Did you know that depression is the leading cause of disability in the U.S. for people between ages 15 and 44? In fact, major depressive disorder affects more than 15 million American adults, or roughly 6.7 percent of the population age 18 and older in a given year. And, sadly, only about half of Americans diagnosed receive treatment for it.
You likely know at least one person who lives with depression – and it may even be you – and if you’re not getting proper treatment, today is the perfect day to start taking action and to get insight into your own mental health. Why? It’s National Depression Screening Day (NDSD), which is part of Mental Illness Awareness Week and held annually on the Thursday of the first full week in October.
Each year, colleges, workplaces and community organizations around the country are encouraged to offer free and anonymous online and in-person screenings that can help individuals identify potential signs of depression. In addition to depression, individuals can be screened for the following mental illnesses:
- Generalized anxiety disorder
- Posttraumatic stress disorder
- Bipolar disorder
- Alcoholism and other substance use disorders
Do You Know the Signs of Depression?
Everyone feels stressed, sad and anxious from time to time, but if you’re feeling overwhelmed, depressed or uninterested in the things you once enjoyed, it may be time to check in on your emotional health.
Signs of depression can vary but the below list includes some of the most common signs. A more comprehensive list of symptoms can be found on the website of the National Alliance on Mental Illness:
- Changes in sleep and appetite
- Poor concentration
- Loss of energy
- Loss of interest in usual activities
- Low self-esteem
- Hopelessness or guilt
- Recurring thoughts of death or suicide
Getting Help for Depression and Addiction

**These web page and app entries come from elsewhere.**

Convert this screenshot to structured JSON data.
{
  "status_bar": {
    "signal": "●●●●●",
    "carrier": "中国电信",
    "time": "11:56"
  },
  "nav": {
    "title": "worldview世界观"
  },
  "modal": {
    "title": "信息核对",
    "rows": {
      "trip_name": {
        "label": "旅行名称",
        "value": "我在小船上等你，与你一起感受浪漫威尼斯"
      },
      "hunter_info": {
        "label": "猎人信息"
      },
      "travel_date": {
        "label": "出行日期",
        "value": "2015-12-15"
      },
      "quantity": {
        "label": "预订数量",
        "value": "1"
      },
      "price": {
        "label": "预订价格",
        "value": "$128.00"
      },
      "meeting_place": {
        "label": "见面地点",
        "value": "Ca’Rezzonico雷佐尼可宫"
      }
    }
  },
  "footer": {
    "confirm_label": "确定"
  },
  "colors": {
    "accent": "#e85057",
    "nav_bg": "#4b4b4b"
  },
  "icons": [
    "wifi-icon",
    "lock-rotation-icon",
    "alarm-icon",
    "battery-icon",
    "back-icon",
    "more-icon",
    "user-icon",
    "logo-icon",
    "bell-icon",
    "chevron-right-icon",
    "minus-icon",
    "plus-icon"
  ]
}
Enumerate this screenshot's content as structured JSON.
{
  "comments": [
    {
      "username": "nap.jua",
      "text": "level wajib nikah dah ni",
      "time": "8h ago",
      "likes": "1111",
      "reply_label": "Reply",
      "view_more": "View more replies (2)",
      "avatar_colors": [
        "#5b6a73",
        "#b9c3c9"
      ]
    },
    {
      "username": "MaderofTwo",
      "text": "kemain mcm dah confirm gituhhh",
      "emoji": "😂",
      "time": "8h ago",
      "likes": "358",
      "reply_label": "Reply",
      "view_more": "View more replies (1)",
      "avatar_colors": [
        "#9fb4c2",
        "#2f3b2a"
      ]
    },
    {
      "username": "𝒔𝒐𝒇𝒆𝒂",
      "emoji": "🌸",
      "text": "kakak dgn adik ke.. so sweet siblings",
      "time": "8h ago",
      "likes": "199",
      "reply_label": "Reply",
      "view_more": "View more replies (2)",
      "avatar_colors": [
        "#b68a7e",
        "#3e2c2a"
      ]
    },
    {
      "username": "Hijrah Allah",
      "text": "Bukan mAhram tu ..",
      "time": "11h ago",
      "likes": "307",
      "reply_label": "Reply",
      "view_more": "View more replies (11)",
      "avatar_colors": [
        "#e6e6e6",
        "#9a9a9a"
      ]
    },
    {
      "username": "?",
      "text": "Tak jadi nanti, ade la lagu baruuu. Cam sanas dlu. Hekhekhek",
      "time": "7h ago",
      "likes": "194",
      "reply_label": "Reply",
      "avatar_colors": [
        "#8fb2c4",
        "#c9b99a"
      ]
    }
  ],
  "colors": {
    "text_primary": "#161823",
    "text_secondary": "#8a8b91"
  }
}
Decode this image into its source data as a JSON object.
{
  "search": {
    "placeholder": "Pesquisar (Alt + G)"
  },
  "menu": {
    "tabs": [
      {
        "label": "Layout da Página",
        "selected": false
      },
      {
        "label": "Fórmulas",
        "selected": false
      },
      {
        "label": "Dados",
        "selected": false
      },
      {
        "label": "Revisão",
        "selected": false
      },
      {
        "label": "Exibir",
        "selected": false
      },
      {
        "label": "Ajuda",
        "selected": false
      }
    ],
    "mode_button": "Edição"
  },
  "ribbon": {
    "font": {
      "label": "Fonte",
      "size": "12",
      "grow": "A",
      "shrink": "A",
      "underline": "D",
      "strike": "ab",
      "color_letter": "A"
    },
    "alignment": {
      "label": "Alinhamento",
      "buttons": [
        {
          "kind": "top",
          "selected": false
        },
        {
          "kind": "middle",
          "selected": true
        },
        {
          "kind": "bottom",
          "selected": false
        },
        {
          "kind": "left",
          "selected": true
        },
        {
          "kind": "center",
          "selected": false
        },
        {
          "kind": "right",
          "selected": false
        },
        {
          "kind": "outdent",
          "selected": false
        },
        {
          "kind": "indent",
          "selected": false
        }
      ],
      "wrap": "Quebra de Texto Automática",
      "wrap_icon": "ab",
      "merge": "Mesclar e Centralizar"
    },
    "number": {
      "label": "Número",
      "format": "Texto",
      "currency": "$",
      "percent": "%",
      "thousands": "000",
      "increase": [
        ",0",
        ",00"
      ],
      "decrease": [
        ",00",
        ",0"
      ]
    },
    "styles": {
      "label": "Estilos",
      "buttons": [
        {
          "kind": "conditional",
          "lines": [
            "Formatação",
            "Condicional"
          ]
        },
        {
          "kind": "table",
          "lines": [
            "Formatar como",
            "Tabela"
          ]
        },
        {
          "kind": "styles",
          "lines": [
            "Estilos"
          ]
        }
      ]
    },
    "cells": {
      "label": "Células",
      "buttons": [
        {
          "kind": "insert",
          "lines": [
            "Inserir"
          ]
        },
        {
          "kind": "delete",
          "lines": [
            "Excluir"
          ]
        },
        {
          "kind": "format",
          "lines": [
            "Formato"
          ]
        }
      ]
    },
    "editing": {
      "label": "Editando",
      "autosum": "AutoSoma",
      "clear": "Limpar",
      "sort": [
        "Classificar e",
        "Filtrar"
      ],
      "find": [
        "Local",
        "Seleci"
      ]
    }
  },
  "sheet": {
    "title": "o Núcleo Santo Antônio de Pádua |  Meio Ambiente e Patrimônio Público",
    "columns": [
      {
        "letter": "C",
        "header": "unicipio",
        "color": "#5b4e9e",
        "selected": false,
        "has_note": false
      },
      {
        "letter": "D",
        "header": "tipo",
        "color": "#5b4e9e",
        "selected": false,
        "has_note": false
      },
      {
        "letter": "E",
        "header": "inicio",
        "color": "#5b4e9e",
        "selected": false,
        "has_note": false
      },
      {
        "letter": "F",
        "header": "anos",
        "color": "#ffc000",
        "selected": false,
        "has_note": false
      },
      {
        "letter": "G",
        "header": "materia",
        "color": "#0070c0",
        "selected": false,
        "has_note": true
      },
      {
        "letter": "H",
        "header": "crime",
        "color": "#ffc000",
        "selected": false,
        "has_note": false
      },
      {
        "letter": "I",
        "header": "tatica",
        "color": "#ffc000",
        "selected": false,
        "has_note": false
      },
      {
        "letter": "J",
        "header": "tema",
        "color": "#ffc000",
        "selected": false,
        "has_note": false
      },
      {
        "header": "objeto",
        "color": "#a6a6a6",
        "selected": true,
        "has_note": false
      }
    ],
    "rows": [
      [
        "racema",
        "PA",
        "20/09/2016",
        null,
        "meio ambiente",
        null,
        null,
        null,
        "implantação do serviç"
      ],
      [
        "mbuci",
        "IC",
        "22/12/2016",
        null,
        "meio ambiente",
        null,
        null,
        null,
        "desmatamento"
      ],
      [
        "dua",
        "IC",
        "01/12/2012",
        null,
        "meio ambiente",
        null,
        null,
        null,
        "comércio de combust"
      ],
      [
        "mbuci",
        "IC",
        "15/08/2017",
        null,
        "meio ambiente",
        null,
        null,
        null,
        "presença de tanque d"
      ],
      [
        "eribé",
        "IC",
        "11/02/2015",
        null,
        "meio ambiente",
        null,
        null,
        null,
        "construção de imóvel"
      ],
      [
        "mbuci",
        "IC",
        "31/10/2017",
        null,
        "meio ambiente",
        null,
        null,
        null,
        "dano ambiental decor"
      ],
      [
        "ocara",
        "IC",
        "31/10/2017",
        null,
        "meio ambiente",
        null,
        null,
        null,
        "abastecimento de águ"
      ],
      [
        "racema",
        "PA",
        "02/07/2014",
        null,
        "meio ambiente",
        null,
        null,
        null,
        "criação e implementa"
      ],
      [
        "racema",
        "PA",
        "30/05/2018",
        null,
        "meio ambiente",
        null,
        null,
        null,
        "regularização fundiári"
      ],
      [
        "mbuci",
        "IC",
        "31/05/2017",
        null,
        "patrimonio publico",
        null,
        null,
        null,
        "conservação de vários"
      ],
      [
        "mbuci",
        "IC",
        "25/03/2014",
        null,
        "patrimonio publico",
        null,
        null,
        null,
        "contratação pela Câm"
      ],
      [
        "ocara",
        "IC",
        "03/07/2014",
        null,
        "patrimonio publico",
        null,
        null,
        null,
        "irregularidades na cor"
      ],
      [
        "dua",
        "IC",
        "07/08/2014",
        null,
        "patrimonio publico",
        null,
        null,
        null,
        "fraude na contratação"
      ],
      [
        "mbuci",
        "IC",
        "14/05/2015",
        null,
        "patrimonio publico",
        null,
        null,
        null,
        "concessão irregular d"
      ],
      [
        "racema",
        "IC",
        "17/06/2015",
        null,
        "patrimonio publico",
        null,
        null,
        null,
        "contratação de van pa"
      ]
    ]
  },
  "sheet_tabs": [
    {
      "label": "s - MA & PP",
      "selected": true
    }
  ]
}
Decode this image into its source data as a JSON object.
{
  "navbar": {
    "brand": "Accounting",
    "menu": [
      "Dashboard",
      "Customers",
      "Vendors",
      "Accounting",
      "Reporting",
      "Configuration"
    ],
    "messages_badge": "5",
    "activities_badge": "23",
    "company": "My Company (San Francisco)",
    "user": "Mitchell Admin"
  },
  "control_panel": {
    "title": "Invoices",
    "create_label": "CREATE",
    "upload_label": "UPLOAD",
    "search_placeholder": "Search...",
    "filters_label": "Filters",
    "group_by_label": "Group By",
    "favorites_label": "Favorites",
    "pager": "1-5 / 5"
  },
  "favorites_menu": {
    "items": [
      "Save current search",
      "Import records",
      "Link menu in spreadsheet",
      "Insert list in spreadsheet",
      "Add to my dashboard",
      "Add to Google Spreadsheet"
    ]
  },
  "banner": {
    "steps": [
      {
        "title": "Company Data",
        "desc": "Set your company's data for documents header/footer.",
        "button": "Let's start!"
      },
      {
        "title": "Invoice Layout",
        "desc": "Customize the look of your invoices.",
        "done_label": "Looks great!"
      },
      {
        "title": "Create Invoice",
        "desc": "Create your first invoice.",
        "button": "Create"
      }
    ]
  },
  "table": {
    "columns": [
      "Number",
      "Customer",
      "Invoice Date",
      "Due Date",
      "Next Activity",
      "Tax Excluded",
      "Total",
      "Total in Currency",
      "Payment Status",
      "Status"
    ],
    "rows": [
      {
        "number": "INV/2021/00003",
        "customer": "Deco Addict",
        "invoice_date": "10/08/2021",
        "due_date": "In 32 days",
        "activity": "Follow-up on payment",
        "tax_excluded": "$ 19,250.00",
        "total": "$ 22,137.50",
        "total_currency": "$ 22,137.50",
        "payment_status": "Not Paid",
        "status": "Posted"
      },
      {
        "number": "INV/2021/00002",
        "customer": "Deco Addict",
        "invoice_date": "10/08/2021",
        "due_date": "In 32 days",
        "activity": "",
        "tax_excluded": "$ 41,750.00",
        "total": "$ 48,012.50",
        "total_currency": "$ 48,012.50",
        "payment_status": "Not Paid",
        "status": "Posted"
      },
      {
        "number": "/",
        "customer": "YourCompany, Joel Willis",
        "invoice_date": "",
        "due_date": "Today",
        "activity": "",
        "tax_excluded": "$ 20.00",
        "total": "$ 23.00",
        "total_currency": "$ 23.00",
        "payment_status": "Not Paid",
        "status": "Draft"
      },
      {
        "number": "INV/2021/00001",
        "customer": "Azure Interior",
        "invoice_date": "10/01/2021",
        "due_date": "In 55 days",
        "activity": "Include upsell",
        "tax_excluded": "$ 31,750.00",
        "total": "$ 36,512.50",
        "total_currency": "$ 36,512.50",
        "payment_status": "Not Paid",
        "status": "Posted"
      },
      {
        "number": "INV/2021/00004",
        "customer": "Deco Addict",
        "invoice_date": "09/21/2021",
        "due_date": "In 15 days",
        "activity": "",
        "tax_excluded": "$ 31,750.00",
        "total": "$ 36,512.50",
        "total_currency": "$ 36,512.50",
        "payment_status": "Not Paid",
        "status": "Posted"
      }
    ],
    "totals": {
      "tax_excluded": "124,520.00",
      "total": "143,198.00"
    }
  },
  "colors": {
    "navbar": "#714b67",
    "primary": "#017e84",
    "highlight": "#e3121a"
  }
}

Depression and substance use disorder can be a dangerous duo, increasing your chances of relapse and putting you at a higher risk for suicide. Upon admission to NorthStar Transitions rehab programs, clients are evaluated for co-occurring depression that may contribute to dependency. To learn more about our dual-diagnosis treatment, call today: 303-625-6335.